- [What is expected]:
Report each line of the records below that uses the word "compare".

- [Dataset extract]:
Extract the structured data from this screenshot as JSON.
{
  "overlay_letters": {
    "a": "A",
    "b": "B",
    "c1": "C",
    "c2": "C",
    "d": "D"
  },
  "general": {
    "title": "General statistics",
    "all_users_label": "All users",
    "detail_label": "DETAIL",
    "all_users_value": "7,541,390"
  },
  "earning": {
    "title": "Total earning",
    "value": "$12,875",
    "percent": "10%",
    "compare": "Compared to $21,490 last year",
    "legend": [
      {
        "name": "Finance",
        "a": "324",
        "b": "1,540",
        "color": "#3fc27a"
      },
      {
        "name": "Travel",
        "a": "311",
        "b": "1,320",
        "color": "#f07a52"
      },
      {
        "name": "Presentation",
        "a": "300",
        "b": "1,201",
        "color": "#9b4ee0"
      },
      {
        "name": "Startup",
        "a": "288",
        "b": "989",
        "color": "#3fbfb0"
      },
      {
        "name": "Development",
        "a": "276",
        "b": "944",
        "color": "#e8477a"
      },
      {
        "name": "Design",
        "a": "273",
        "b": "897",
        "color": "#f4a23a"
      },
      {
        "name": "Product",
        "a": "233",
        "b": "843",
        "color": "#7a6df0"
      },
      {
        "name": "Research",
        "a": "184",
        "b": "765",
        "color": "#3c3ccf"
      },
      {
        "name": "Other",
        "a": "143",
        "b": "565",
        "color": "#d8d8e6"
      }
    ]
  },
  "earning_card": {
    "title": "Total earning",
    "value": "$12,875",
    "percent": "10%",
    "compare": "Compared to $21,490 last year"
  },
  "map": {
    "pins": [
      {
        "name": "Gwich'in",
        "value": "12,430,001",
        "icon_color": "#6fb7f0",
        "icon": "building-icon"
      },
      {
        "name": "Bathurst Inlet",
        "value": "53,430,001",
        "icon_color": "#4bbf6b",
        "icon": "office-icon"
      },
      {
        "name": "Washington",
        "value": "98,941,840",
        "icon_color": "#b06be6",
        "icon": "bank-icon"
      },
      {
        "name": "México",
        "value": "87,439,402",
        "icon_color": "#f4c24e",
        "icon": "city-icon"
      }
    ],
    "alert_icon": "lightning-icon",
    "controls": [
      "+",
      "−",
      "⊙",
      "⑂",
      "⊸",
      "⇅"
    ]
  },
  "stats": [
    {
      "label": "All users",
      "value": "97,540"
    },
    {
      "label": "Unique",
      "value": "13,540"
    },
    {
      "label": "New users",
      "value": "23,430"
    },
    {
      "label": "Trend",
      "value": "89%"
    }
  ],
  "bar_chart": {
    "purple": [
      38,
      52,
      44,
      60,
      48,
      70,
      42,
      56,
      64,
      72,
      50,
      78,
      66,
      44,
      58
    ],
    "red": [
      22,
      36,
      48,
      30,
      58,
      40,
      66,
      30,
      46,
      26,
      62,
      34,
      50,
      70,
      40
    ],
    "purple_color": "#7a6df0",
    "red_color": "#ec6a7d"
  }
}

- [Response]:
    "compare": "Compared to $21,490 last year",
    "compare": "Compared to $21,490 last year"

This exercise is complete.